**EXERCISE:** Report every line below that has the string "Blade" in it.

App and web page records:
_ _ _ _ _
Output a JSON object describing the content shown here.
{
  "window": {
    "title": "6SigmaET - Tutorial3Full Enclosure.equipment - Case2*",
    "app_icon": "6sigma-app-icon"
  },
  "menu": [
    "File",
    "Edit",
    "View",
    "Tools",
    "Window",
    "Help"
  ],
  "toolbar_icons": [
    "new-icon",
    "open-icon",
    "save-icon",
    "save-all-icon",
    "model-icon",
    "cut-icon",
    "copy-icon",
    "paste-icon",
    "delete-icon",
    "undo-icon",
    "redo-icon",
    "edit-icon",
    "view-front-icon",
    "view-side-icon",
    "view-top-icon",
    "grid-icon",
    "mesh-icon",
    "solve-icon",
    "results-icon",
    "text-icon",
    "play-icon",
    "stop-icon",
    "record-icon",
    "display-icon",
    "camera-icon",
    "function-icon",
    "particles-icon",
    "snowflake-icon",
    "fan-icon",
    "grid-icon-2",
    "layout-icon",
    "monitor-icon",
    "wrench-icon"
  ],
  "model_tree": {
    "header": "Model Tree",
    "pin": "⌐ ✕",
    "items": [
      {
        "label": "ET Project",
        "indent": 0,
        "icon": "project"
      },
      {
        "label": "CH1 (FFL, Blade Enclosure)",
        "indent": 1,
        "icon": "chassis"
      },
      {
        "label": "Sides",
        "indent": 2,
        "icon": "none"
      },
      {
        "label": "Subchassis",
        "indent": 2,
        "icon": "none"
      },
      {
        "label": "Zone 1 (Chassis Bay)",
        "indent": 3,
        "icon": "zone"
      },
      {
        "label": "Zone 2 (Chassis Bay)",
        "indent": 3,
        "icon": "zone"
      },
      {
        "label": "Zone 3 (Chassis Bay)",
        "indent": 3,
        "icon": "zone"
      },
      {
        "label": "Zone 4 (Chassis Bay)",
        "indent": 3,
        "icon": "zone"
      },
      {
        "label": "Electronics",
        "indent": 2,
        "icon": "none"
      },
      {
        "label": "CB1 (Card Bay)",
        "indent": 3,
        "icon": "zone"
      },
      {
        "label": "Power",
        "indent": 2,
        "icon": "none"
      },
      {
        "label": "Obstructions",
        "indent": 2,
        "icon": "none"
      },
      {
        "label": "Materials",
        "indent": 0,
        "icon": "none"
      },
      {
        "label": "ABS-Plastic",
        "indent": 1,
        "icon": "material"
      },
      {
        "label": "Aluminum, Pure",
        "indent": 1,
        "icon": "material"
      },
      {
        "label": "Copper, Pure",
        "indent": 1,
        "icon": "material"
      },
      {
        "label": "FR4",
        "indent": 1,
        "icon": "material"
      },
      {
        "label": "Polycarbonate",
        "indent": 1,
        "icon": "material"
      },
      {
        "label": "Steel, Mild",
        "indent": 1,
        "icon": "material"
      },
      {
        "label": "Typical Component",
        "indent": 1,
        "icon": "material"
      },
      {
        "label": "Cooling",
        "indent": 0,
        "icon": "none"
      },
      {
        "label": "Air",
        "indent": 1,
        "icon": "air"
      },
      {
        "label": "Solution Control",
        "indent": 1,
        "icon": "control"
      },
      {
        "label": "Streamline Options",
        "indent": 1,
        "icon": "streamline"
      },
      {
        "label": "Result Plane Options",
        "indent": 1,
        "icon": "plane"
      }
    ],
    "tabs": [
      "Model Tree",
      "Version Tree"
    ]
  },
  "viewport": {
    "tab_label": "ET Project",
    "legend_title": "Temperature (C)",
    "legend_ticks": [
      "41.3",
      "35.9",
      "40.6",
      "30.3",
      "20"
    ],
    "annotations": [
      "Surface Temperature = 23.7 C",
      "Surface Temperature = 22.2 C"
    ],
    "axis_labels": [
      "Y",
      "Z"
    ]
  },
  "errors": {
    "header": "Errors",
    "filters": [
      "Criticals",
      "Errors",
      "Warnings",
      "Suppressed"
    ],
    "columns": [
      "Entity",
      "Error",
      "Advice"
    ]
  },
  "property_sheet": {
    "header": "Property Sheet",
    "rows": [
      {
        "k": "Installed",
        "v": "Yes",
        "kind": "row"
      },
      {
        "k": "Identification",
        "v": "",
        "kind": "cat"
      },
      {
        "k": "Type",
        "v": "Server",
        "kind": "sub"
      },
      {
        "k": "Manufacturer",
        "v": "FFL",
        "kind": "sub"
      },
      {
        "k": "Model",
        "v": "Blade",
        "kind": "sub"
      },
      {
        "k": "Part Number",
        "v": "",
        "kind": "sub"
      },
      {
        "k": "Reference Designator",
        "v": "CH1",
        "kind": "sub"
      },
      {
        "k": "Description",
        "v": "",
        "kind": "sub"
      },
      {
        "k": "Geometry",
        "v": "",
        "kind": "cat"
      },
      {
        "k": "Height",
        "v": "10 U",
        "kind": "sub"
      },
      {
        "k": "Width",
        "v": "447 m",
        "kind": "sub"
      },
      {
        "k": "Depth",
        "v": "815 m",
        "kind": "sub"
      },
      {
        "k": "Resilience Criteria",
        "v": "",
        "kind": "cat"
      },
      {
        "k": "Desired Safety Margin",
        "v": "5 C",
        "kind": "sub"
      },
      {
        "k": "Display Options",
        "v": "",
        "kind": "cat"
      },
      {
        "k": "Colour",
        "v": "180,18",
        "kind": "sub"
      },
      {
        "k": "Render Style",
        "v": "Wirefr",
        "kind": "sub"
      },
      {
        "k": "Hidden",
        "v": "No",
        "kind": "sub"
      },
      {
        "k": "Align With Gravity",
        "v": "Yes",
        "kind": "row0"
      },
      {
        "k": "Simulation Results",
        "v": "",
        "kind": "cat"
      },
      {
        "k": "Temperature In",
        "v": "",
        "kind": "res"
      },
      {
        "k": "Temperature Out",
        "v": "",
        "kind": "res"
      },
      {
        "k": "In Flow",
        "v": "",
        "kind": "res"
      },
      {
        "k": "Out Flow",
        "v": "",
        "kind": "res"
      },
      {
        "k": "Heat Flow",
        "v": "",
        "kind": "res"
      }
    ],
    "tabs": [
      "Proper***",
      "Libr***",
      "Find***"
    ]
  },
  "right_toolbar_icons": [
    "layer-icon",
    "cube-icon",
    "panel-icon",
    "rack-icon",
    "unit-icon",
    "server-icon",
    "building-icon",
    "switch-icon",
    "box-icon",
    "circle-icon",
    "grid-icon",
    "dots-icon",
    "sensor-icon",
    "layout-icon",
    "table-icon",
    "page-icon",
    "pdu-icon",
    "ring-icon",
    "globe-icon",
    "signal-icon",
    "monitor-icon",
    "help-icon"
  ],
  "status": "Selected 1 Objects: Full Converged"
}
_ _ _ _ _
**PROBLEM SOLUTION:**
        "label": "CH1 (FFL, Blade Enclosure)",
        "v": "Blade",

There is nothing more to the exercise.